[ASSIGNMENT]
From the entries, return every line where the string "JSON" shows up.

[PROVIDED RECORDS]
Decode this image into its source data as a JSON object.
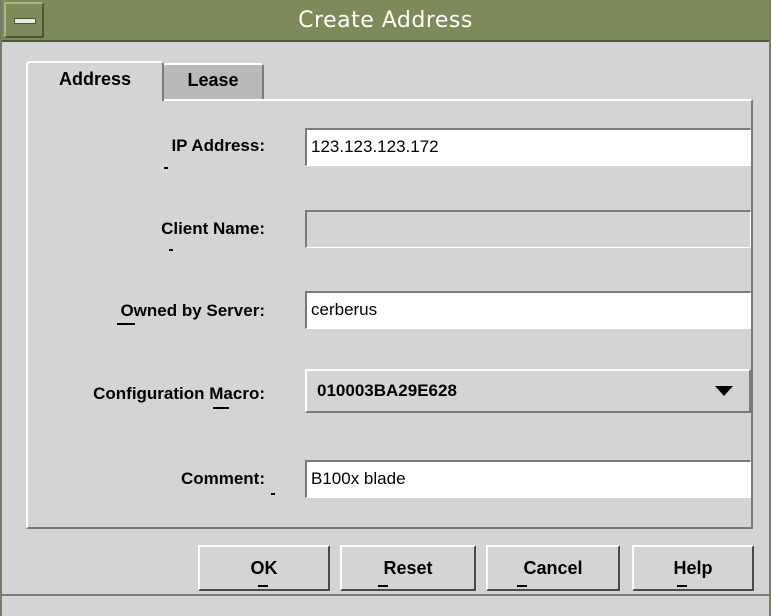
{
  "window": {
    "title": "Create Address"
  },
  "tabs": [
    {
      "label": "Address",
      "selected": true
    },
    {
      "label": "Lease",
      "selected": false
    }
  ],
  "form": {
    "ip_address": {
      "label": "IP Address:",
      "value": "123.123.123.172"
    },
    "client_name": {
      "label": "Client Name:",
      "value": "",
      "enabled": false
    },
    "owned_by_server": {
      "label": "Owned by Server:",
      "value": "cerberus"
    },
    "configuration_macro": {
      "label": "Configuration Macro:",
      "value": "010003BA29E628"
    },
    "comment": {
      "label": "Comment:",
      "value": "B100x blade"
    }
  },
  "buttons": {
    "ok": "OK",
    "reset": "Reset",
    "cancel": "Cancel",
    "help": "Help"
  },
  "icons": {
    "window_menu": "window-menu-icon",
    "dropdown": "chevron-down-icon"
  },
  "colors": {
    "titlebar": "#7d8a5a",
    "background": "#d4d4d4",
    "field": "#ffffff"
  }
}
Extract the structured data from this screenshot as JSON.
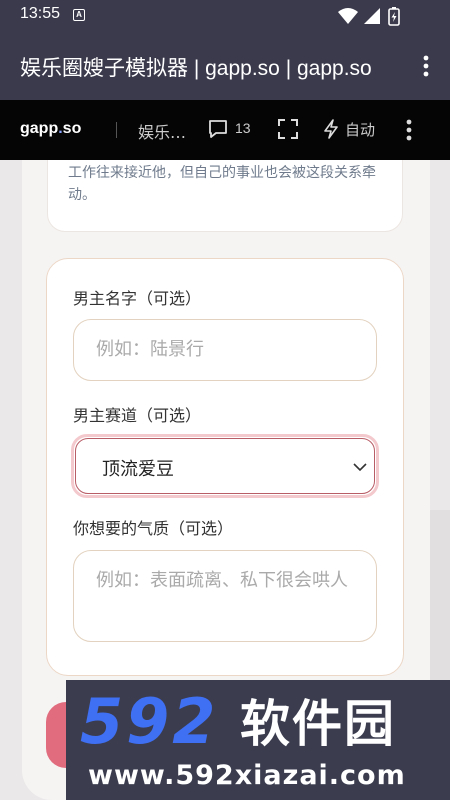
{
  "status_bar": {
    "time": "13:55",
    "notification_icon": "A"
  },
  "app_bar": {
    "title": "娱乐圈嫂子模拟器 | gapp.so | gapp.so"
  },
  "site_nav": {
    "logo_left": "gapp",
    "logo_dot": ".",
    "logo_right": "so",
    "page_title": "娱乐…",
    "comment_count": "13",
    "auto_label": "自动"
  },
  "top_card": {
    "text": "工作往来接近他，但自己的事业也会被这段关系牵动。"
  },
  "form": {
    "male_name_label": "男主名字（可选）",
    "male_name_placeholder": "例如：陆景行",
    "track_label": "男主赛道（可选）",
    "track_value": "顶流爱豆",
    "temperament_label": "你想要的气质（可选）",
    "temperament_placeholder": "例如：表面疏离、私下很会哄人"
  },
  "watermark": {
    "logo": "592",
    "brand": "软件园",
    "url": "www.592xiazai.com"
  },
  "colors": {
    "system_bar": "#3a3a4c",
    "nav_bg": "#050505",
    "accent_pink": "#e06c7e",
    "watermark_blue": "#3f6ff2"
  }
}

[WRITTEN SOLUTION]
Decode this image into its source data as a JSON object.
Extract the structured data from this screenshot as JSON.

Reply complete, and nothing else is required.